• Records for this task:
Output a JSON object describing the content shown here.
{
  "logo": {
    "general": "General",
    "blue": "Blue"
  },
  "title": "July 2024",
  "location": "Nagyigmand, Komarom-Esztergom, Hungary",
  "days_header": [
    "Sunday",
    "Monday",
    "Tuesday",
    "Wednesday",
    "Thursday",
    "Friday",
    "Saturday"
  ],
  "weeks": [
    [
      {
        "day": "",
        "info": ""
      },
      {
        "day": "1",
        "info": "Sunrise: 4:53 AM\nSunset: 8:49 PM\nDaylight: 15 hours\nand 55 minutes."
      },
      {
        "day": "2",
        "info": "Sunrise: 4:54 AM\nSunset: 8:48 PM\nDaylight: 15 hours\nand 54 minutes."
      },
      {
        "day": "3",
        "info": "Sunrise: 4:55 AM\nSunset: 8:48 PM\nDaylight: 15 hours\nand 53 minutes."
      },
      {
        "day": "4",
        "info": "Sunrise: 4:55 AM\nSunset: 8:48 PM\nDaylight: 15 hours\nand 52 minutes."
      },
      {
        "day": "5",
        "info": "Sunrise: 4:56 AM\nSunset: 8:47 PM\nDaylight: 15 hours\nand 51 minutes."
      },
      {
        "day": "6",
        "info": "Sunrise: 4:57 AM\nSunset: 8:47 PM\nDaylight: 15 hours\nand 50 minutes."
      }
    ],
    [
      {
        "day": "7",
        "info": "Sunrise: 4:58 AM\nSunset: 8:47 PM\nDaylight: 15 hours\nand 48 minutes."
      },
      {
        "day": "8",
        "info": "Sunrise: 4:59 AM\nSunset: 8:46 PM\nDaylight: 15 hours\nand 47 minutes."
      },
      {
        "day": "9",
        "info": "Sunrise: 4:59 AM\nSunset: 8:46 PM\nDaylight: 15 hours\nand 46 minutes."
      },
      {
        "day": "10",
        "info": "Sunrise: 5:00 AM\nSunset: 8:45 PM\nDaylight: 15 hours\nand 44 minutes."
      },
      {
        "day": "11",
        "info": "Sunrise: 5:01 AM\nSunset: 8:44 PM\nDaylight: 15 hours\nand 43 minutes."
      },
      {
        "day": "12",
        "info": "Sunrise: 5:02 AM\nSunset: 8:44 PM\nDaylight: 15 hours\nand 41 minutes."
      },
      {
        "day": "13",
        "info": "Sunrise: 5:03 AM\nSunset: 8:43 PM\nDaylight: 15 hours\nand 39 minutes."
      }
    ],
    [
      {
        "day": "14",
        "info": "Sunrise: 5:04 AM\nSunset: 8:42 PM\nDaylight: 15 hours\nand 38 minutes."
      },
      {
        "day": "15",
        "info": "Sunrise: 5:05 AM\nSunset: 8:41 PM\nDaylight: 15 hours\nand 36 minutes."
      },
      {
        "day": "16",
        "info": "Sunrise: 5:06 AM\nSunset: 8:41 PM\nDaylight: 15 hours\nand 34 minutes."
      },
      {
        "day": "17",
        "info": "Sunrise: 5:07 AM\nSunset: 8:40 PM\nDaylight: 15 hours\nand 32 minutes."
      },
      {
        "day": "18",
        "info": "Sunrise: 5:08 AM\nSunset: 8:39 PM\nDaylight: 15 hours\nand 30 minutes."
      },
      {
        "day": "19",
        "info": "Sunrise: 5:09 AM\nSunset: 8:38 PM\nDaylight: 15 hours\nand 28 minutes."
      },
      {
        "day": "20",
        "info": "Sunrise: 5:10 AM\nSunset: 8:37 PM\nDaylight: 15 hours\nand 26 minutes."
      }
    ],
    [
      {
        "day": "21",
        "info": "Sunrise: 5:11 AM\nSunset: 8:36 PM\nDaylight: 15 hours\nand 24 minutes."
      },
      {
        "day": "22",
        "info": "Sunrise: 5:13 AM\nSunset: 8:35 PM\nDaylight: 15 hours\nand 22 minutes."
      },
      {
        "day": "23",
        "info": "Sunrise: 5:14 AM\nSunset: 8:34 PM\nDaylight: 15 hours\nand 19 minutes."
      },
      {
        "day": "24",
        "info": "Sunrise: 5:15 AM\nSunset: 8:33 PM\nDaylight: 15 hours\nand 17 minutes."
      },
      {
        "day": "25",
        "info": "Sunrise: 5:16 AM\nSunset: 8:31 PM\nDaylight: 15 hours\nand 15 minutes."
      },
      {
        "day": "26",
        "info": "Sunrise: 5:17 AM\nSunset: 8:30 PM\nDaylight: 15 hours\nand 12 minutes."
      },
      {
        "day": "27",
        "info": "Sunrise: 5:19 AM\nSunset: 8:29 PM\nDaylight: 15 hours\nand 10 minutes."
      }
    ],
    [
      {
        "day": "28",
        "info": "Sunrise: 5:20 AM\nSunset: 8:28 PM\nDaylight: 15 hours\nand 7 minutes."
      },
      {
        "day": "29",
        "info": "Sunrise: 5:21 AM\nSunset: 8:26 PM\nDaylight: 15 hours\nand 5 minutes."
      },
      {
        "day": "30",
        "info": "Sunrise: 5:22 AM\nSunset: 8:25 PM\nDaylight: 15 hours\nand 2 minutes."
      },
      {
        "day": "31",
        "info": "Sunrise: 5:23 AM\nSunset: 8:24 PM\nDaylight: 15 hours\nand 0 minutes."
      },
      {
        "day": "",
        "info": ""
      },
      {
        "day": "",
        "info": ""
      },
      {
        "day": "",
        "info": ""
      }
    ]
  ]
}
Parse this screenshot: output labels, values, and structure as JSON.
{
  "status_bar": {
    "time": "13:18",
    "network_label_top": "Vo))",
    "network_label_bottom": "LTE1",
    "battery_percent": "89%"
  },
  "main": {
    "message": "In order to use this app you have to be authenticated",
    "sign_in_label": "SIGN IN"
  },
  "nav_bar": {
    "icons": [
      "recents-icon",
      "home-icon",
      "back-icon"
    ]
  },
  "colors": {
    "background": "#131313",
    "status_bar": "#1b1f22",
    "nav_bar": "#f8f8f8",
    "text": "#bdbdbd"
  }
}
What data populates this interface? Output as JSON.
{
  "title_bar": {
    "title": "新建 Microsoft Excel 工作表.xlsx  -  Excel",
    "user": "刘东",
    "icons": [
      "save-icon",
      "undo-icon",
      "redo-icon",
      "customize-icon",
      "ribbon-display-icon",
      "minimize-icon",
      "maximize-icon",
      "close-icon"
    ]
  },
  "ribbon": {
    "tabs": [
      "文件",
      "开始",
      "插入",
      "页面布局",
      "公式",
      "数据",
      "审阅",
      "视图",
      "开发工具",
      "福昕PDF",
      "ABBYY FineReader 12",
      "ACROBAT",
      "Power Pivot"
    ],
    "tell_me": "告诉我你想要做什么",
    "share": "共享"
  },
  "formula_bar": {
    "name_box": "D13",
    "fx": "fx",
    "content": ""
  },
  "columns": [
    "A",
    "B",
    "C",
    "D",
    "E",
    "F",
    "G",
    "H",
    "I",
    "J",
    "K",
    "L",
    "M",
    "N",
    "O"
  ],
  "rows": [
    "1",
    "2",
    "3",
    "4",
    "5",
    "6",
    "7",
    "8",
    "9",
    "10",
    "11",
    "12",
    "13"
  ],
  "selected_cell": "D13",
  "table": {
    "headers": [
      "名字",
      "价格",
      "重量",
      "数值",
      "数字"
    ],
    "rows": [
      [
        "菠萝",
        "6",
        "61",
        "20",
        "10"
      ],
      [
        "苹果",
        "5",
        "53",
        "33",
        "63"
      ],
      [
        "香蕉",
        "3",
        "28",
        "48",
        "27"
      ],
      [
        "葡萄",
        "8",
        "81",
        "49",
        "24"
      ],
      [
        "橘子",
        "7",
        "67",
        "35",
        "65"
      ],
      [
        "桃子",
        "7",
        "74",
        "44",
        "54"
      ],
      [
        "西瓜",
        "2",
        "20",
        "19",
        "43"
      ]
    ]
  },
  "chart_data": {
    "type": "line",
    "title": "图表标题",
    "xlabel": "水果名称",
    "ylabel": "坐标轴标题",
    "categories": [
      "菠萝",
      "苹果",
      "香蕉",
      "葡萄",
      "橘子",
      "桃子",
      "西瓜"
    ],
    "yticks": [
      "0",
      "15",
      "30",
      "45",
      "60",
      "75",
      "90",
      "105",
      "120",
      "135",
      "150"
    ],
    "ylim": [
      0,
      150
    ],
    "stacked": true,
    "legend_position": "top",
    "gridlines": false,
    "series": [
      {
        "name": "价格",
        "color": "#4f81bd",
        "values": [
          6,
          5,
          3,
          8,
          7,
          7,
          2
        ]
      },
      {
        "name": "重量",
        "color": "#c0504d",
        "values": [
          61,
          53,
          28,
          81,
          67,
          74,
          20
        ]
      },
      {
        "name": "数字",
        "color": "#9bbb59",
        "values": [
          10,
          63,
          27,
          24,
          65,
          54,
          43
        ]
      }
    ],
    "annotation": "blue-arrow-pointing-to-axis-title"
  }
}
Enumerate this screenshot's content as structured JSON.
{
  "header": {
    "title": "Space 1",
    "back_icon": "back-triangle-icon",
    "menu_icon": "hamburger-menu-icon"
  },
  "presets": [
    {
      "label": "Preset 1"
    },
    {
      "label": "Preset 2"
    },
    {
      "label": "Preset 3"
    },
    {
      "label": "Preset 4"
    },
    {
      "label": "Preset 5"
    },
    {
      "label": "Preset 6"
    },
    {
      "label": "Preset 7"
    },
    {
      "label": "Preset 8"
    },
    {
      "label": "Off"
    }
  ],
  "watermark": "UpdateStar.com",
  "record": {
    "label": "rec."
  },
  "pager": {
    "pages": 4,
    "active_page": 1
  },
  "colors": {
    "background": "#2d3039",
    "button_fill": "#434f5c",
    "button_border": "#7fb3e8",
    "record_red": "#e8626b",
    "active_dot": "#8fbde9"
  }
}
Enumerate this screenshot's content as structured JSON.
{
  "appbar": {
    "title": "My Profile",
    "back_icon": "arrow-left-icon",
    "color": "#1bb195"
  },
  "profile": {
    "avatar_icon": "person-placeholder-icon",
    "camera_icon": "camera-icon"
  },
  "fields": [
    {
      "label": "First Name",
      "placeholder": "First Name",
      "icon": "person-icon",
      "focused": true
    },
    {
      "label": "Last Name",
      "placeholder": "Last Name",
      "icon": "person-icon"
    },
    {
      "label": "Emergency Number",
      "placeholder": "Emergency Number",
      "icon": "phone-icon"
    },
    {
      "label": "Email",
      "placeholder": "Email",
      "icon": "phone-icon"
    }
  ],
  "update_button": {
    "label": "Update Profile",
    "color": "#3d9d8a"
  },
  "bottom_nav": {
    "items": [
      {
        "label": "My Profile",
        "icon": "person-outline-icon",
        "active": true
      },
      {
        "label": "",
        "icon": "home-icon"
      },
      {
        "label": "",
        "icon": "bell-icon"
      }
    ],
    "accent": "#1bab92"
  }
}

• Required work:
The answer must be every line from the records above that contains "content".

• Expected answer:
Output a JSON object describing the content shown here.
    "content": ""
Enumerate this screenshot's content as structured JSON.
Enumerate this screenshot's content as structured JSON.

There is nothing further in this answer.